Both active treatment groups were given green tea extracts at a dosage of 50 mg/kg body weight - that's roughly 600-750mg of green tea extract per day. The control group received pure water, instead.
As you can see in Figure 1, the animals that received the green tea supplement exhibited a significantly attenuated loss of hindlimb plantaris muscle mass and tetanic force during.
In addition, compared to the vehicle treatment, GTE attenuated muscle fiber cross sectional area loss in both plantaris (-39.9% vs. -23.9%, p<0.05) and soleus (-37.2% vs. -17.6%) after HLS. This green tea-induced difference was not transient but it was maintained over the reloading period.

Increased muscle retention = increased fat loss!?

That's particularly interesting in view of the fact that the changes in body weight did not differ between the green tea and water group (see Figure 2).
Figure 3: Relative reductions in total body body weight in the two groups (Alway. 2014)
Why? Well it signifies that there is a significantly reduced negative impact on the body composition, with green tea.

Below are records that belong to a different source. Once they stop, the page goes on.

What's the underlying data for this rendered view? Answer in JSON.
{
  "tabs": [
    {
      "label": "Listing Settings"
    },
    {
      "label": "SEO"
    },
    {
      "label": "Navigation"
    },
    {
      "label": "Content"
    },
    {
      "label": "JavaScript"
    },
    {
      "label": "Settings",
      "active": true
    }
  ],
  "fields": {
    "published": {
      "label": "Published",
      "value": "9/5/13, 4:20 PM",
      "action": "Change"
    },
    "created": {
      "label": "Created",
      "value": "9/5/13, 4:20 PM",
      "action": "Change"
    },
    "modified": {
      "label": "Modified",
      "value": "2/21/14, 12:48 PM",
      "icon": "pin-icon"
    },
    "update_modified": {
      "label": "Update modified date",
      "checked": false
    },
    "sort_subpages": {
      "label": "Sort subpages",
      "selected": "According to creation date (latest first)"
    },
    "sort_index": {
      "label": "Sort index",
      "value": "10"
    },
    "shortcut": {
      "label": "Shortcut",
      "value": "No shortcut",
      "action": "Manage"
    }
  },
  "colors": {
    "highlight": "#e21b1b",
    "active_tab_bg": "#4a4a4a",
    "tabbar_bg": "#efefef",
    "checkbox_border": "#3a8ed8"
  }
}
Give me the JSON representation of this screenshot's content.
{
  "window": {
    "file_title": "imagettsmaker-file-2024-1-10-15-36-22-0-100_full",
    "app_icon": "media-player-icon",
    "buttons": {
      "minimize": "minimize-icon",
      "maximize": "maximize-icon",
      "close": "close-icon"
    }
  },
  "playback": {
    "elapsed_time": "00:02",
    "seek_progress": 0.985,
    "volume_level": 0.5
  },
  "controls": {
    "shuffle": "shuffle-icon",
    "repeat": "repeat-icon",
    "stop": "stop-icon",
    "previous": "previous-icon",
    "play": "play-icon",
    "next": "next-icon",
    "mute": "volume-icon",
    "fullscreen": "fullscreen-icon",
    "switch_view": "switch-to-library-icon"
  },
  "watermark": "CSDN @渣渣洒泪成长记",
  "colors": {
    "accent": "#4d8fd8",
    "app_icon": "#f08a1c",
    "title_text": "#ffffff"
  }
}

That does not change, though, that "GTE failed to further improve recovery of muscle function or mass as compared to vehicle treatment" (Alway. 2014)
This begs the question - would you recommend GTE? As a muscle preserver during periods, where you cannot workout, yes. The way it conserved the muscle mass in the study at hand should help help you to get back to the grind after a debilitating exercise, even if the recovery in the study at hand seemed to be identical in both groups. The green tea induced increase in satellite cell proliferation and differentiation, as well as the decreased oxidative stress and the abundance of the catabolic protien Bax, on the other hand, is probably not going to have a significant effect as long as you are still able to move, because exercise alone will induce more pronounced benefits in these domains.

Figure 4: Changes in body composition in a study w/ obese subjects comparing GTE to resistance training and a combination of both green tea extract and resistance training on body comp. (Cardoso. 2013)
Plus: We should not forget that the effects were observed in old rats and thus in a model of a population group that appears to benefit from antioxidant supplementation more than young(er) people. If you don't belong to the corresponding group of human beings whose muscles are particular prone to oxidative damage and suffer from a reduced ability to adapt to exercise induced stress, the effects remain questionable. In obese individuals green tea has yet been shown to promote the beneficial effects of exercie on body composition (Cardoso. 2013) - the risk that it a low dose of GTE does anything but good, does thus appear to be very small; and that's true for the benefits for athletes, too - at least according to previously reported results | Comment on Facebook!
References:
  • Alway et al. "Green tea extract attenuates muscle loss and improves muscle function during disuse, but fails to improve muscle recovery following unloading in aged rats." Journal of Applied Physiology (2014). Ahead of print.
  • Cardoso, Gabrielle Aparecida, et al. "The effects of green tea consumption and resistance training on body composition and resting metabolic rate in overweight or obese women." Journal of medicinal food 16.2 (2013): 120-127.